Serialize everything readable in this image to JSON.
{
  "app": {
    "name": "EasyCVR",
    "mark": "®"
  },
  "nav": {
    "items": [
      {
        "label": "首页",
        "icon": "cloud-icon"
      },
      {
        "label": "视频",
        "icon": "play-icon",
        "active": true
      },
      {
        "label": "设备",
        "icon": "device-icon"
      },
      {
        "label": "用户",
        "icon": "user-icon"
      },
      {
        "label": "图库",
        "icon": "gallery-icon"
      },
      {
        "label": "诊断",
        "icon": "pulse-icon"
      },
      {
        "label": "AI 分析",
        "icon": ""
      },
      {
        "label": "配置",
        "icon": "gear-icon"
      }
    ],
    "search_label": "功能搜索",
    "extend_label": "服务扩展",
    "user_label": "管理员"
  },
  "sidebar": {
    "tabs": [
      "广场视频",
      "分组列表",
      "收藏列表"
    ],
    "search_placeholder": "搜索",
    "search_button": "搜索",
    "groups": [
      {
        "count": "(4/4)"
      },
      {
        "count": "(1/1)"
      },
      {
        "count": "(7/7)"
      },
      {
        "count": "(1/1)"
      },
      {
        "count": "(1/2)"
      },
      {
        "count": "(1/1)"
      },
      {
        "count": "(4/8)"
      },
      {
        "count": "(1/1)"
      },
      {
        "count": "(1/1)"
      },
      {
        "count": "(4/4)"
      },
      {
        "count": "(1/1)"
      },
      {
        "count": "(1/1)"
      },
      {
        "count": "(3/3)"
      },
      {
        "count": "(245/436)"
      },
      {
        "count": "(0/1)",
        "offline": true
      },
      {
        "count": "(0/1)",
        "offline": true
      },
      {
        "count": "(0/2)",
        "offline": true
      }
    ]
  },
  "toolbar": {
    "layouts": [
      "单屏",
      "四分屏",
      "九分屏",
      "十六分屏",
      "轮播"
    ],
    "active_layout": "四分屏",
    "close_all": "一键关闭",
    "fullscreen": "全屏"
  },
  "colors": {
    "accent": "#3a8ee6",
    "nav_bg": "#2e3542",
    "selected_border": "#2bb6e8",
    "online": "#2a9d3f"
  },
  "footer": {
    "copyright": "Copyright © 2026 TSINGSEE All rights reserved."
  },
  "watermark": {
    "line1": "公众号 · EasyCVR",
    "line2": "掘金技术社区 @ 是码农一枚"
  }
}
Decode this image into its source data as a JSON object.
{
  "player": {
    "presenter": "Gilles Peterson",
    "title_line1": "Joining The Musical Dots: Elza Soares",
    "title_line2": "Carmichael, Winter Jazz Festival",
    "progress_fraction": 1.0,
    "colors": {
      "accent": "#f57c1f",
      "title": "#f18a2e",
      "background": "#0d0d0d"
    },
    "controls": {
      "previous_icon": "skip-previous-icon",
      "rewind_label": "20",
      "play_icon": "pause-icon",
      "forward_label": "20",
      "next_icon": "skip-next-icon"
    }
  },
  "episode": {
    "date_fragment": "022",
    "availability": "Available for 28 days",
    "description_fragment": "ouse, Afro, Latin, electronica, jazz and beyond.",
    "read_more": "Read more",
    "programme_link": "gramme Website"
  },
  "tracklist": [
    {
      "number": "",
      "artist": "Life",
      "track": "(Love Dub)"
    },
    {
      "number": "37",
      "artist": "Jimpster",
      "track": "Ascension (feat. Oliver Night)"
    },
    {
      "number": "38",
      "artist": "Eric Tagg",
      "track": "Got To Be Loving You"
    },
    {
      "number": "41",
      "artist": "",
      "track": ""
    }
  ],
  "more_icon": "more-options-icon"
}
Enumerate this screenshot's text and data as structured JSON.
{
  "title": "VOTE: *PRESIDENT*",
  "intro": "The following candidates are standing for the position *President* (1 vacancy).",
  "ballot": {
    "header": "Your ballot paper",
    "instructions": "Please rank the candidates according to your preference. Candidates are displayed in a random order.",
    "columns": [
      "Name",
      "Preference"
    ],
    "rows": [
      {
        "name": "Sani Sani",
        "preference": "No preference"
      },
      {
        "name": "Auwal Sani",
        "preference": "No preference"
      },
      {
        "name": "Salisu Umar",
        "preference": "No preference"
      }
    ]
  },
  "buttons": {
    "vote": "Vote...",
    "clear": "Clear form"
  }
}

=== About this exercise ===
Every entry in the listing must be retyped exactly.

=== Answer section ===
Serialize everything readable in this image to JSON.
{
  "app": {
    "name": "EasyCVR",
    "mark": "®"
  },
  "nav": {
    "items": [
      {
        "label": "首页",
        "icon": "cloud-icon"
      },
      {
        "label": "视频",
        "icon": "play-icon",
        "active": true
      },
      {
        "label": "设备",
        "icon": "device-icon"
      },
      {
        "label": "用户",
        "icon": "user-icon"
      },
      {
        "label": "图库",
        "icon": "gallery-icon"
      },
      {
        "label": "诊断",
        "icon": "pulse-icon"
      },
      {
        "label": "AI 分析",
        "icon": ""
      },
      {
        "label": "配置",
        "icon": "gear-icon"
      }
    ],
    "search_label": "功能搜索",
    "extend_label": "服务扩展",
    "user_label": "管理员"
  },
  "sidebar": {
    "tabs": [
      "广场视频",
      "分组列表",
      "收藏列表"
    ],
    "search_placeholder": "搜索",
    "search_button": "搜索",
    "groups": [
      {
        "count": "(4/4)"
      },
      {
        "count": "(1/1)"
      },
      {
        "count": "(7/7)"
      },
      {
        "count": "(1/1)"
      },
      {
        "count": "(1/2)"
      },
      {
        "count": "(1/1)"
      },
      {
        "count": "(4/8)"
      },
      {
        "count": "(1/1)"
      },
      {
        "count": "(1/1)"
      },
      {
        "count": "(4/4)"
      },
      {
        "count": "(1/1)"
      },
      {
        "count": "(1/1)"
      },
      {
        "count": "(3/3)"
      },
      {
        "count": "(245/436)"
      },
      {
        "count": "(0/1)",
        "offline": true
      },
      {
        "count": "(0/1)",
        "offline": true
      },
      {
        "count": "(0/2)",
        "offline": true
      }
    ]
  },
  "toolbar": {
    "layouts": [
      "单屏",
      "四分屏",
      "九分屏",
      "十六分屏",
      "轮播"
    ],
    "active_layout": "四分屏",
    "close_all": "一键关闭",
    "fullscreen": "全屏"
  },
  "colors": {
    "accent": "#3a8ee6",
    "nav_bg": "#2e3542",
    "selected_border": "#2bb6e8",
    "online": "#2a9d3f"
  },
  "footer": {
    "copyright": "Copyright © 2026 TSINGSEE All rights reserved."
  },
  "watermark": {
    "line1": "公众号 · EasyCVR",
    "line2": "掘金技术社区 @ 是码农一枚"
  }
}
Decode this image into its source data as a JSON object.
{
  "player": {
    "presenter": "Gilles Peterson",
    "title_line1": "Joining The Musical Dots: Elza Soares",
    "title_line2": "Carmichael, Winter Jazz Festival",
    "progress_fraction": 1.0,
    "colors": {
      "accent": "#f57c1f",
      "title": "#f18a2e",
      "background": "#0d0d0d"
    },
    "controls": {
      "previous_icon": "skip-previous-icon",
      "rewind_label": "20",
      "play_icon": "pause-icon",
      "forward_label": "20",
      "next_icon": "skip-next-icon"
    }
  },
  "episode": {
    "date_fragment": "022",
    "availability": "Available for 28 days",
    "description_fragment": "ouse, Afro, Latin, electronica, jazz and beyond.",
    "read_more": "Read more",
    "programme_link": "gramme Website"
  },
  "tracklist": [
    {
      "number": "",
      "artist": "Life",
      "track": "(Love Dub)"
    },
    {
      "number": "37",
      "artist": "Jimpster",
      "track": "Ascension (feat. Oliver Night)"
    },
    {
      "number": "38",
      "artist": "Eric Tagg",
      "track": "Got To Be Loving You"
    },
    {
      "number": "41",
      "artist": "",
      "track": ""
    }
  ],
  "more_icon": "more-options-icon"
}
Enumerate this screenshot's text and data as structured JSON.
{
  "title": "VOTE: *PRESIDENT*",
  "intro": "The following candidates are standing for the position *President* (1 vacancy).",
  "ballot": {
    "header": "Your ballot paper",
    "instructions": "Please rank the candidates according to your preference. Candidates are displayed in a random order.",
    "columns": [
      "Name",
      "Preference"
    ],
    "rows": [
      {
        "name": "Sani Sani",
        "preference": "No preference"
      },
      {
        "name": "Auwal Sani",
        "preference": "No preference"
      },
      {
        "name": "Salisu Umar",
        "preference": "No preference"
      }
    ]
  },
  "buttons": {
    "vote": "Vote...",
    "clear": "Clear form"
  }
}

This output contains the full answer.